The first issue is generously sponsored by the School of Law at the University of Southampton. 

Astrid Milena Bernal

By Astrid Milena Bernal

Astrid Milena Bernal Rubio is a Colombian LL.M student at Pennsylvania State University (concentrations in International Law and Energy and Environmental Law). She is a lawyer from the Universidad Católica de Colombia, Magister in Environmental Law from the Complutense University of Madrid and Specialist in human rights and critical legal studies from the Latin American Council of Social Sciences (CLACSO) Latin American School of Public Policy- ELAP.

As part of the technical team of GFLAC (climate finance group for Latin America and the Caribbean), she supported the creation of the MRV system (monitoring, reporting and verification) for climate finance in Colombia.
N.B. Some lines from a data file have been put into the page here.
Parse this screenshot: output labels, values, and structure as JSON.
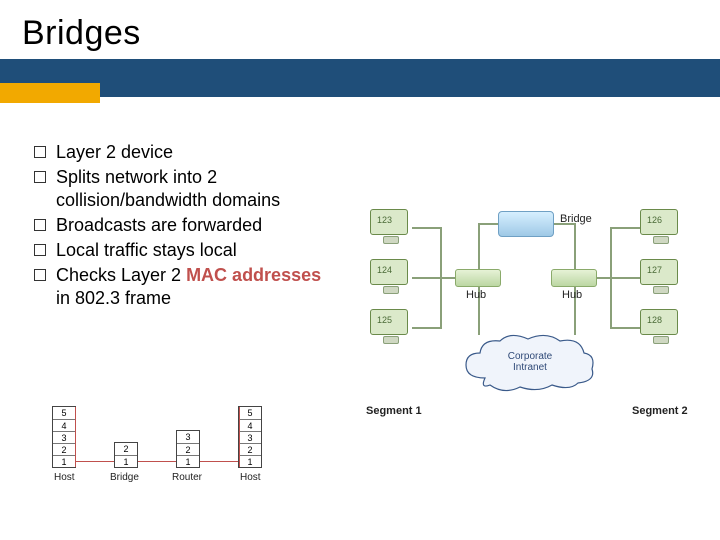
{
  "title": "Bridges",
  "bullets": {
    "b0": "Layer 2 device",
    "b1": "Splits network into 2 collision/bandwidth domains",
    "b2": "Broadcasts are forwarded",
    "b3": "Local traffic stays local",
    "b4_a": "Checks Layer 2 ",
    "b4_mac": "MAC addresses",
    "b4_b": " in 802.3 frame"
  },
  "diagram": {
    "pc123": "123",
    "pc124": "124",
    "pc125": "125",
    "pc126": "126",
    "pc127": "127",
    "pc128": "128",
    "bridge": "Bridge",
    "hub": "Hub",
    "cloud1": "Corporate",
    "cloud2": "Intranet",
    "seg1": "Segment 1",
    "seg2": "Segment 2"
  },
  "osi": {
    "n5": "5",
    "n4": "4",
    "n3": "3",
    "n2": "2",
    "n1": "1",
    "host": "Host",
    "bridge": "Bridge",
    "router": "Router"
  }
}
In addition, she has been a consultant for the WRI (World Resources Institute) and The Access Initiative (TAI), working as the National researcher for the Environmental Democracy Index (EDI). Also, she has worked as a consultant for AVINA Foundation, The Bogotá’s drainage and sewerage company (EAAB). She has worked as a lawyer and researcher on issues associated with public participation, access to information, forests, carbon markets, rights of indigenous peoples and rural communities in Colombia.

Astrid was a volunteer for the Network for Environmental Justice in Colombia and promoted the creation and growth of the climate justice division at the Environment and Society Association (AAS) of Colombia. She worked as the Climate Justice division coordinator for five years. Astrid was a senior research coordinator in a joint research project with UNICEF to contribute to the fulfilment of the SDGs (6), focusing its work on guaranteeing the rights of access to sanitation for rural, indigenous and Afro-descendant populations in Colombia. She is also part of the founders of the Colombian NGO- CAMBIUM (Climate, Environment and Research-Action Uniting Worlds). This organization aims to, directly and indirectly, influence processes carried out by civil society and decision-makers related to climate change.

Currently, she works at the Global Forest Coalition as an associate for the Unsustainable Livestock Campaign. Astrid also supports the work of Pivot Point and the CLARA group (Climate, Land, Ambition and Rights Alliance), promoting the understanding and participation of CSOs to ensure higher ambition of NDC (Nationally Determined Contributions) in Spanish speakers countries.

Astrid is a research assistant at Penn State University identifying how different kinds of transboundary river basin organizations have written and used dispute resolution mechanisms in both the bilateral agreements between the US, Mexico and Canada (NAFTA-USMCA) and the Autonomous Binational Authority of the Basin of Lake Titicaca (Bolivia, Peru).

Astrid is member of the core team in the Global Network for Human Rights and the Environment (GNHRE), she is part of the global network of environmental lawyers (ELAW) and collaborates as a volunteer for The Capital Area Immigrants’ Rights Coalition- CAIR coalition.